All of which means dear ol’ van der Sploot is at just about the perfect amount of mental horsepower to get a lot of fun out of this particular puzzle. He has to get an upside-down plastic cup out of its socket in order to turn the top disc of the thing and gain the other half of the kibble inside, and so far he’s accidentally solved it, occasionally deliberately solved it, and forgotten the trick to the solution each and every time. The half-hour of crunching, slobbering, nosing, and pawing wears him out so badly he naps for the rest of the day, and when he finally solves this toy reliably I’ll switch him to another puzzle until he forgets the first.

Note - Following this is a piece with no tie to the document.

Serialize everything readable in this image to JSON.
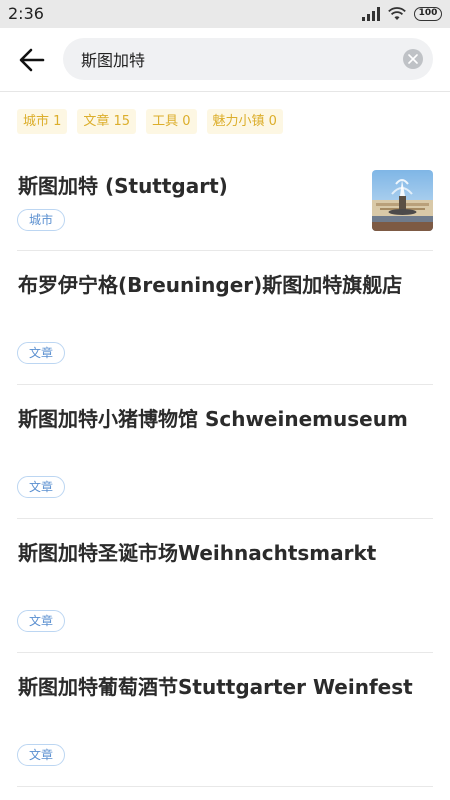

It’s good to have a plan.

We’re all amazed, frankly. The Princess can’t get over how quiet and well-behaved Boxnoggin is after a session spent dislodging kibble from the damn thing, and he apparently loves it, to judge by how hard he begs for it to be filled and set on the floor. The Prince is fascinated, watching Box try to figure the damn thing out. (And helping a bit when he gets frustrated, because in this house we don’t let people flounder if we can help them.) I’m just happy for the peace and quiet; I thought we were going to have to do four training sessions a day with Bailey gone.

She kept Box corralled, and while he was thinking of weird things for her to herd him out of, he wasn’t getting into trouble. Much.

I suppose I should finish my coffee and get him walked–another important component of keeping him out of mischief. There are bergenias to get planted as well today, since my writing partner was kind enough to break off a few clumps for me. They do well in Pacific Northwest conditions, and I might even have one inside since I’ve got the grow lights going and a little room on the coffee table. There’s wordcount to be done today, and some CEs landed too. Those are afternoon problems, and I’ve a whole morning to get through.

I will never be as happy with anything as Boxnoggin is with a handful of kibble in an elaborately designed plastic dish. Still, left to myself, I am content.

Now if I could just get the world to cooperate…